As reported by the FBI, almost $1 billion was stolen from seniors 65 years and older through fraudulent activity in 2020. Of the over 105,000 people victimized, average personal losses were upwards of $9,000, though almost 2,000 seniors lost over $100,000. These numbers are staggering and even disheartening. With statistics like that, with such vicious scams being affected all over the country, how can we provide senior scam protection? How can we defend ourselves and our parents, grandparents, and friends against such theft?
Do not despair. Though scams to steal from seniors are common, they are also pretty predictable, which means the tools for protecting seniors online are consistent. Putting proper safety measures in place can do a lot in the realm of senior scam protection. We have seven suggestions to safeguard yourself and those you love.
Senior Scam Protection Measures
Keep Sensitive Information Safe
This is the most obvious and important suggestion we can offer, and it encompasses all the others we will mention. Do not give private information—bank account numbers, birthdays, social security numbers, passwords, etc.—to anyone you do not infallibly trust with your money. This is true online, over the phone, or in a mail-in envelope. Official businesses or organizations will not call you to ask for sensitive information. If you have any doubt about the validity of the entity contacting you, hang up and call back using their official number. Do not use caller ID; look up the official number from their website.
For scammers, email is the perfect territory to wreak havoc. They can claim to be in an official capacity or to offer deals on tempting merchandise. In detecting a fraudulent email, look for misspelled words or irregular grammar. Though not always present, these can indicate suspicious activity.
You should also study the email address of the sender. Official emails will never come from an @gmail account. Sometimes fraudulent email addresses look official but don’t hold up under scrutiny. For example, an email from firstname.lastname@example.org may seem official, but the “m” in Microsoft is actually a “r” and an “n.” Report any emails like these as spam.
Beware of Downloads and Links
A spammer’s goal in sending emails is to steal information. Never click on links or attachments in emails from people you do not know. This includes an “unsubscribe” link within the email itself. If you need to follow an unknown link, type it in manually in another browser window.
Legitimate anti-virus, malware, and security software and pop-up blockers offer much in the way of senior scam protection if they are kept up-to-date.
Pull the Plug on Pop-Ups
It is very important to protect against internet pop-ups by shutting down websites and even the computer or phone if a suspicious pop-up presents itself. Pop-ups can spread malicious software. If the screen locks up, disconnect from everything.
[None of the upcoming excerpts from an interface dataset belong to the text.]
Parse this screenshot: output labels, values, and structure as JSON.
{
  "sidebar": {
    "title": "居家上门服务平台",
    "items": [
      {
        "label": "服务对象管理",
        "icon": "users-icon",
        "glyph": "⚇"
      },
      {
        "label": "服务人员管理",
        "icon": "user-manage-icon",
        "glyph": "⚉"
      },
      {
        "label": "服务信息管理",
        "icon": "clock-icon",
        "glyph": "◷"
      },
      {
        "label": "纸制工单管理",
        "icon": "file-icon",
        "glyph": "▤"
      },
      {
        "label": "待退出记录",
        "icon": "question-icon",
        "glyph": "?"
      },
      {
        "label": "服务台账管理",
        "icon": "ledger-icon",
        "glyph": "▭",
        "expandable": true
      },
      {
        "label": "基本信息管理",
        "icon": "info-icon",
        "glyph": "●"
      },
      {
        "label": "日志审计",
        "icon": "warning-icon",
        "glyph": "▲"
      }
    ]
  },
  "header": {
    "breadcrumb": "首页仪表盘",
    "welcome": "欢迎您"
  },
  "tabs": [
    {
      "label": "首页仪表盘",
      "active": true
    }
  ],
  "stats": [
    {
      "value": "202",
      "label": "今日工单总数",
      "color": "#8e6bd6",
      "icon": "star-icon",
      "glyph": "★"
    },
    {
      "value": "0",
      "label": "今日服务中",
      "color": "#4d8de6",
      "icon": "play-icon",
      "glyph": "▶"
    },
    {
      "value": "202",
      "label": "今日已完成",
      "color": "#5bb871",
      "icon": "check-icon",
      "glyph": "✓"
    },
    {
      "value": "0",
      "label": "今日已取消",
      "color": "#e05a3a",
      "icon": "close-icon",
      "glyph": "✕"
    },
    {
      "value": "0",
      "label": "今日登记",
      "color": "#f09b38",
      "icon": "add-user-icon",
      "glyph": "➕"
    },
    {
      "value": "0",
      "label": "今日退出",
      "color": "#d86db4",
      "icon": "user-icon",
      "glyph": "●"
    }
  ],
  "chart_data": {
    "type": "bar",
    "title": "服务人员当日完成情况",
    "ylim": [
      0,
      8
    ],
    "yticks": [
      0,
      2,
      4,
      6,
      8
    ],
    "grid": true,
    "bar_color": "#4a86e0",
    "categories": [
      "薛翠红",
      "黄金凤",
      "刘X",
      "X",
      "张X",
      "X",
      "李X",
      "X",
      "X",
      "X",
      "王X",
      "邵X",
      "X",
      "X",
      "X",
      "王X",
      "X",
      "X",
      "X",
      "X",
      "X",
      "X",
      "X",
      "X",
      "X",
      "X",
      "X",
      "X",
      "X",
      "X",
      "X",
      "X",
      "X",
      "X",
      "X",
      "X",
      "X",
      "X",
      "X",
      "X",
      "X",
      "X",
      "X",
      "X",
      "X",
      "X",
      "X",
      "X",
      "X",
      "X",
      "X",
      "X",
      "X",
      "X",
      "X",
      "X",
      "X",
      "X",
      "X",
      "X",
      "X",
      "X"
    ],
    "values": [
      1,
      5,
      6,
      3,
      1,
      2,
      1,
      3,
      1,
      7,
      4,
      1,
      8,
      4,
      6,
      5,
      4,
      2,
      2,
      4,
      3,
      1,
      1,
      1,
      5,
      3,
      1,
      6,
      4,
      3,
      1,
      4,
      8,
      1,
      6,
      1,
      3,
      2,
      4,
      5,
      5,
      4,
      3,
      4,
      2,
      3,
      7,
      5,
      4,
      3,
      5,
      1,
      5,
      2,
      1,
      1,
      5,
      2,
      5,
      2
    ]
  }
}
Cut Back on Junk Mail
Though a bit antiquated, scammers still use physical junk mail to ensnare potential victims, elderly or otherwise. The Direct Marketing Association’s mail preference service should allow you to opt out of solicitous mail for five year brackets. See what robocall-blocking protection is offered for your phone carrier.
Set up Bank Safeguards
Even if you don’t have concerns for your or another senior’s ability to make financial decisions, it may be wise to open a small local bank account for regular use. Establishing spending limits can provide further senior scam protection. The rest of the savings can then be placed in a separate, more secure account. You know what they say about eggs and baskets.
If you or someone you love falls victim to a scam, the correct procedure is to submit a tip to the FBI. While this may seem dramatic, it is proportionate to the seriousness of scamming. Contacting the proper authorities can help seniors find reparation and work toward senior scam protection for others. The FBI will ask for all the information you can provide:
- Dates of contact
- Methods of communication and payment
- Original documents
- Descriptions of the interactions with the scammer and the scammer’s instructions
- Any names, phone numbers, email or mailing addresses, and websites the scammer provided or utilized
- Where and how funds were sent
- Bank or information that was compromised
Being scammed is a jarring experience. While not easy, we know that ensuring senior scam protection for those you love is your goal. In your preparations to shield yourself and your loved ones from scams, don’t be afraid to reach out to those with the expertise to help.